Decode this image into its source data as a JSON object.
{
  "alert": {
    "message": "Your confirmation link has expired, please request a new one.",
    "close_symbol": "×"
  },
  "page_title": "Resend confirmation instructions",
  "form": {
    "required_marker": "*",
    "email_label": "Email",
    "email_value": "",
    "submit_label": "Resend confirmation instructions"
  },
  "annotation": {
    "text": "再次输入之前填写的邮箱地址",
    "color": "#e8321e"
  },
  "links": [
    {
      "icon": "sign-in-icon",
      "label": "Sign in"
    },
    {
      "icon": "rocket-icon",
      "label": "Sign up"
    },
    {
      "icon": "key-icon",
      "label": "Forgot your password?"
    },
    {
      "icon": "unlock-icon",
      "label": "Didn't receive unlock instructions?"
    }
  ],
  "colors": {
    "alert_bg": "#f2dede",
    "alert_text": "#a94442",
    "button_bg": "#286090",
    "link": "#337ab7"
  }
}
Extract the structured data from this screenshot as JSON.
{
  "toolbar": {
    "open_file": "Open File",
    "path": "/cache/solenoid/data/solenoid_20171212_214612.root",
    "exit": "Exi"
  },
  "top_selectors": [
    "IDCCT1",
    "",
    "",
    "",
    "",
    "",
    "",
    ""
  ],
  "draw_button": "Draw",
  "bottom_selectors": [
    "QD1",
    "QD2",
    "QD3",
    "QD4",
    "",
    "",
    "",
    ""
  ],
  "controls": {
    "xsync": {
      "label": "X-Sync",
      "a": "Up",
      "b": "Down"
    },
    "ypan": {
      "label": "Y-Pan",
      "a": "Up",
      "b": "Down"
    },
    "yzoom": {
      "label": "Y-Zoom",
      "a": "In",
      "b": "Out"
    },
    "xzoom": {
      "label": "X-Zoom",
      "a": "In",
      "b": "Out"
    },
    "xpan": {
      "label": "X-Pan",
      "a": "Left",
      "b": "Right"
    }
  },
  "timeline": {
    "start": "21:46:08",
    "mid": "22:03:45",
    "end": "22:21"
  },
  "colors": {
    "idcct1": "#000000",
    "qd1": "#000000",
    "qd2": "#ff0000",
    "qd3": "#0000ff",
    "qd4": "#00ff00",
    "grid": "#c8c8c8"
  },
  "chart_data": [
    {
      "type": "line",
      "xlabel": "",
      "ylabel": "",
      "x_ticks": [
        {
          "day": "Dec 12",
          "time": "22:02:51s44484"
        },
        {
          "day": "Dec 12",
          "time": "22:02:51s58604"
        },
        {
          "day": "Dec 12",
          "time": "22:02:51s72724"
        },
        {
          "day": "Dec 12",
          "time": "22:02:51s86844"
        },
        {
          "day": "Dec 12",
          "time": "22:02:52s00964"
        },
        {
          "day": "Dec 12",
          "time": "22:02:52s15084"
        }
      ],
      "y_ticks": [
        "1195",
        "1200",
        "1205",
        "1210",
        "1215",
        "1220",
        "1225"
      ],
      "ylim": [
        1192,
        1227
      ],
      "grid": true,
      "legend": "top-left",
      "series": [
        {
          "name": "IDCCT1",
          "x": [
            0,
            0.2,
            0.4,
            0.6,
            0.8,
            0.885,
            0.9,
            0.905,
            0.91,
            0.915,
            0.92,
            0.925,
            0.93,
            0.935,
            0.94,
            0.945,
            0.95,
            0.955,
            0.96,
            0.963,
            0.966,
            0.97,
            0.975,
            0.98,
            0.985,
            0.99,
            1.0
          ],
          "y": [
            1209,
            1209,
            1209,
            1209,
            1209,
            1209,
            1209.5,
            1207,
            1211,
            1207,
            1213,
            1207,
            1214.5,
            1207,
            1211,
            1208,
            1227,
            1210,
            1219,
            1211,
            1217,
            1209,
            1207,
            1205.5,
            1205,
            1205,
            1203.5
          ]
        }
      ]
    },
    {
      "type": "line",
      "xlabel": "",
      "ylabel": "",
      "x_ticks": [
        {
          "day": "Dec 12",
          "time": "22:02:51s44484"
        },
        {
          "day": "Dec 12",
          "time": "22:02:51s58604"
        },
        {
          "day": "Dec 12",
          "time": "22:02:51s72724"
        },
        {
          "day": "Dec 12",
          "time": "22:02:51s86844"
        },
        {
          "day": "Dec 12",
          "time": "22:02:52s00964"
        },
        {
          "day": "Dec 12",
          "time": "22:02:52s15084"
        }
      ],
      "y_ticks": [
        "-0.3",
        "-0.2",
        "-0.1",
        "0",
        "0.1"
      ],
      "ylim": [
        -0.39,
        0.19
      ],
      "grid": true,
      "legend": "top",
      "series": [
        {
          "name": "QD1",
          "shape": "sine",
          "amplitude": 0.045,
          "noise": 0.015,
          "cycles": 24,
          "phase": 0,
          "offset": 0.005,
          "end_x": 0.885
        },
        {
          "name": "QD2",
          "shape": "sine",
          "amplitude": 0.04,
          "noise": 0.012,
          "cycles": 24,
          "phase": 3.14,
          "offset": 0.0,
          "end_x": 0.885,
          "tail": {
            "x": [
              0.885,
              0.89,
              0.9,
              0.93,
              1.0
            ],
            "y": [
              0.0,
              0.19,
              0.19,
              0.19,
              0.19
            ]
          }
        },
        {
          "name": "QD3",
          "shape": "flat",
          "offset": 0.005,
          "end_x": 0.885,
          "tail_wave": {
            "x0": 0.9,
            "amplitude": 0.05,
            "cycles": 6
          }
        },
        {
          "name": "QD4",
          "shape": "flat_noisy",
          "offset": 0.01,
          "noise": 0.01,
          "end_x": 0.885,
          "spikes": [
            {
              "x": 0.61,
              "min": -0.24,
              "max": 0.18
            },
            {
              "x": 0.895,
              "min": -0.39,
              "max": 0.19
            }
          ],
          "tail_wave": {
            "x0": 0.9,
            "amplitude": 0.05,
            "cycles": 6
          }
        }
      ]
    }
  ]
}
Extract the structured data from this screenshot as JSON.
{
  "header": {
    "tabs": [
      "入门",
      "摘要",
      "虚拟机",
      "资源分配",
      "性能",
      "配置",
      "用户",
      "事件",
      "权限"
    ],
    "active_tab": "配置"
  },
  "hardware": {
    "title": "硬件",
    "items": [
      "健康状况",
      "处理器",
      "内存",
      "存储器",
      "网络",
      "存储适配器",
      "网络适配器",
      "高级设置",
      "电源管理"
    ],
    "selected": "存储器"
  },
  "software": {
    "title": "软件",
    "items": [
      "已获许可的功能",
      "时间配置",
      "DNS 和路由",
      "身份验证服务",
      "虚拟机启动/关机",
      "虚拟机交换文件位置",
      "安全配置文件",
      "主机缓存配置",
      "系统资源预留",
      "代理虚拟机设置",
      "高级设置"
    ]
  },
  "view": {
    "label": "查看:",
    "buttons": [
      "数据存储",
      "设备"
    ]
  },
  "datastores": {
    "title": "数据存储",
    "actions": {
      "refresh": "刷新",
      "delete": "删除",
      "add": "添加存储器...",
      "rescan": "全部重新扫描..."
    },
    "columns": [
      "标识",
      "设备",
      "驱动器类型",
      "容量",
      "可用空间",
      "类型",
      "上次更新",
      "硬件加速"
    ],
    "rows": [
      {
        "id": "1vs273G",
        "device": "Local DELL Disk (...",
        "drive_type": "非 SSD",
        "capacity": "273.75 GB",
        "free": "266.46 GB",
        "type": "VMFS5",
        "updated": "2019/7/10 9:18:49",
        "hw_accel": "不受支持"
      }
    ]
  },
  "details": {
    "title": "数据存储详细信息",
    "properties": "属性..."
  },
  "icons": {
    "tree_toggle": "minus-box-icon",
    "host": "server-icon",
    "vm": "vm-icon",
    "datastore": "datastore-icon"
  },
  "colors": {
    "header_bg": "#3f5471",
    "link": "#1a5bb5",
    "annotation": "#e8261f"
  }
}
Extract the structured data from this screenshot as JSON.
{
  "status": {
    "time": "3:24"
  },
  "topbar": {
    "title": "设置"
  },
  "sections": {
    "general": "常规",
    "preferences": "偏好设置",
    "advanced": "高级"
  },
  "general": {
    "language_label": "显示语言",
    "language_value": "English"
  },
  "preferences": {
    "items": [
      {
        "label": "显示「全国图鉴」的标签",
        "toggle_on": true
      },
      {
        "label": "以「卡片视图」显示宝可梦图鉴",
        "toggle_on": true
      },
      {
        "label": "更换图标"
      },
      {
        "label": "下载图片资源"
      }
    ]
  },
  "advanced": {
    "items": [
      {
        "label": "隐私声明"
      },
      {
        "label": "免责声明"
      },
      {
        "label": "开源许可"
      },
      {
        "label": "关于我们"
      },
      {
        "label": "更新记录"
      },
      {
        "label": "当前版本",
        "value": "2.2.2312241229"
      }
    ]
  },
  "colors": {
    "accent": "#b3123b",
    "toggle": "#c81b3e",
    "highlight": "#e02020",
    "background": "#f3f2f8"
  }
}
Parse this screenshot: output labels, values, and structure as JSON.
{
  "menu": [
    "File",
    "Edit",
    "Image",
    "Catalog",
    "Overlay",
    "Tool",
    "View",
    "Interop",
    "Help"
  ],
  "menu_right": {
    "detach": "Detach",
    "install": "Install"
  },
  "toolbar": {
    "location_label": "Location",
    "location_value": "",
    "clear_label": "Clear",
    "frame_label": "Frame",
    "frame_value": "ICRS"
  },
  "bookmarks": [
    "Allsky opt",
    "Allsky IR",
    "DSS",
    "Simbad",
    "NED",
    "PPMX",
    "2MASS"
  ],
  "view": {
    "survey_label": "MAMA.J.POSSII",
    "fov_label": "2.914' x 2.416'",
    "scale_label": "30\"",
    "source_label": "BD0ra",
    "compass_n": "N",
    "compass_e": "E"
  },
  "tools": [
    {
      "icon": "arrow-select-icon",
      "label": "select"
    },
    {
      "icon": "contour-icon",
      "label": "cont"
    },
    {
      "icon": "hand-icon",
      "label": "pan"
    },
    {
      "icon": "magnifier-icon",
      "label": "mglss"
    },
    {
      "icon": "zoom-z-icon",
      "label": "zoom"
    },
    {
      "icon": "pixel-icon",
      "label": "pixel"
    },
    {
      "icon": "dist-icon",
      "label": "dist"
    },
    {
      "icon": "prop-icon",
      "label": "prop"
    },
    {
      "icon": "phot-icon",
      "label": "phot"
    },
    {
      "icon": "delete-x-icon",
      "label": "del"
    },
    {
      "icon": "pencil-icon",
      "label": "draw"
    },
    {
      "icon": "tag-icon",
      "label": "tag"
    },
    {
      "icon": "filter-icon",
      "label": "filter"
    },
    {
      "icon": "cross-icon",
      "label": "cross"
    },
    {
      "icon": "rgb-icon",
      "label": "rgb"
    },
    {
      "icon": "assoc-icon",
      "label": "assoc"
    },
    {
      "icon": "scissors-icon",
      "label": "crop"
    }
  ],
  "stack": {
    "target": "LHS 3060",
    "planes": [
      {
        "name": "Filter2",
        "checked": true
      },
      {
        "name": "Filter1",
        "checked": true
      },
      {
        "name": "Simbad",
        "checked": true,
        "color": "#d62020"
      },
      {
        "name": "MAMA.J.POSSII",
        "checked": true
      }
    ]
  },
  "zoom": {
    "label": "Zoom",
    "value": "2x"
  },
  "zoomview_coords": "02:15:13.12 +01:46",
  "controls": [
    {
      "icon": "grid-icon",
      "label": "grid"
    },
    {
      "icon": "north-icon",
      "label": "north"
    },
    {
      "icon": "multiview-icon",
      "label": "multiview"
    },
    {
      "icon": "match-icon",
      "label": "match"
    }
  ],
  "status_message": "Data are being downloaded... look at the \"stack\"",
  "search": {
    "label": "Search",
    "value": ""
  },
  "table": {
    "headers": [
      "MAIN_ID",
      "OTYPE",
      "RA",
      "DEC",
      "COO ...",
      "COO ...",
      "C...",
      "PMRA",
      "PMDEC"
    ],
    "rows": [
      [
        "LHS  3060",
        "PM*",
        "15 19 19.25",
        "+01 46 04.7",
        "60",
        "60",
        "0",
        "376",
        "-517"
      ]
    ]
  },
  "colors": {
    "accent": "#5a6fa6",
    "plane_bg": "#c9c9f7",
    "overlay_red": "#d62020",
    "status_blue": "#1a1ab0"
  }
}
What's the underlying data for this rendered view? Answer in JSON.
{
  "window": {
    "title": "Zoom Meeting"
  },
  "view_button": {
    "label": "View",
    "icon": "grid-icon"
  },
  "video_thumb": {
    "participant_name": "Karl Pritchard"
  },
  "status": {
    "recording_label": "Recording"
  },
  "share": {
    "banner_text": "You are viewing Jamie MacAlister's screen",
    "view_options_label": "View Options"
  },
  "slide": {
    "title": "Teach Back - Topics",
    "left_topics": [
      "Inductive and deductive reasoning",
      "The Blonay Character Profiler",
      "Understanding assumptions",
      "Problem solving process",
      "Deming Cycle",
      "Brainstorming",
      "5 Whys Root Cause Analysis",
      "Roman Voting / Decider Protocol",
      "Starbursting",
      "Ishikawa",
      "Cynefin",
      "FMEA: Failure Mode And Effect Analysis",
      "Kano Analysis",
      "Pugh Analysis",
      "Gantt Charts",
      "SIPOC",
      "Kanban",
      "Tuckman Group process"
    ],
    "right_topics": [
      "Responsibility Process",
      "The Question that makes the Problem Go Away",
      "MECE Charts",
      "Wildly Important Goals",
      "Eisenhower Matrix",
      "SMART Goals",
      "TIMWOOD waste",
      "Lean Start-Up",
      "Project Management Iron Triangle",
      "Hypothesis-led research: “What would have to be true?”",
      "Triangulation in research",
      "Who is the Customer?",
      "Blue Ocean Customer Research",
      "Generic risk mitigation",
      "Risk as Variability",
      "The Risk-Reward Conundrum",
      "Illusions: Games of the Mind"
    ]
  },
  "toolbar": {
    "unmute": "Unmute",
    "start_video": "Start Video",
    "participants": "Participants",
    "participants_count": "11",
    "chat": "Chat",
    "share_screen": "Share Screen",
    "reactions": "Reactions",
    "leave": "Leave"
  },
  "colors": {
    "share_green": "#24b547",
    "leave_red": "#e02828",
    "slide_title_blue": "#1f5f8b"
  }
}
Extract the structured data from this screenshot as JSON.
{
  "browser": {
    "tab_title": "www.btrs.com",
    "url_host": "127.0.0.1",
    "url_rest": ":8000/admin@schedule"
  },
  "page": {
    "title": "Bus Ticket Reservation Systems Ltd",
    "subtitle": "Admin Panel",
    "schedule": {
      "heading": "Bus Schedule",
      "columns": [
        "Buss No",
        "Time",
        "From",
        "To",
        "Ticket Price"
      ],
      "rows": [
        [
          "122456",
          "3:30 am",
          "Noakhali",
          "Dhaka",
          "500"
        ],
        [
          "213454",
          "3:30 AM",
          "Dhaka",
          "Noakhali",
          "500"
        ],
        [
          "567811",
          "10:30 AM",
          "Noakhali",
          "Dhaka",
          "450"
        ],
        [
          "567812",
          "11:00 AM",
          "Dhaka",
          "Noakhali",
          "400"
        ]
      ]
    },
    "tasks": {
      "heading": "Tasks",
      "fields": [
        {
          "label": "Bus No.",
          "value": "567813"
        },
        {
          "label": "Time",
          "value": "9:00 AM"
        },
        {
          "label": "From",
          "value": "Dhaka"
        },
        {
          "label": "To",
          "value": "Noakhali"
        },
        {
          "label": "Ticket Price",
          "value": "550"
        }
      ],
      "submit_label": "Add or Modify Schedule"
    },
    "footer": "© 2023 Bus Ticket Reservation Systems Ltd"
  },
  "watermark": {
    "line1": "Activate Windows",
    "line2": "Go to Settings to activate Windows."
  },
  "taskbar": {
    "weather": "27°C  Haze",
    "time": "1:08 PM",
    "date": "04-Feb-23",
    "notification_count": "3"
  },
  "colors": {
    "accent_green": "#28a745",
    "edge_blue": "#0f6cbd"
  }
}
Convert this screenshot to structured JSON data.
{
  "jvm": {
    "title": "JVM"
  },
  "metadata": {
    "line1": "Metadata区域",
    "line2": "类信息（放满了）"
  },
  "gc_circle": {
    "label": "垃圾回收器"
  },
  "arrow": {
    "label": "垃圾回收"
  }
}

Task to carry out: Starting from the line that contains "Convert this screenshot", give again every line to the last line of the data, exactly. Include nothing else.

Task result:
Convert this screenshot to structured JSON data.
{
  "jvm": {
    "title": "JVM"
  },
  "metadata": {
    "line1": "Metadata区域",
    "line2": "类信息（放满了）"
  },
  "gc_circle": {
    "label": "垃圾回收器"
  },
  "arrow": {
    "label": "垃圾回收"
  }
}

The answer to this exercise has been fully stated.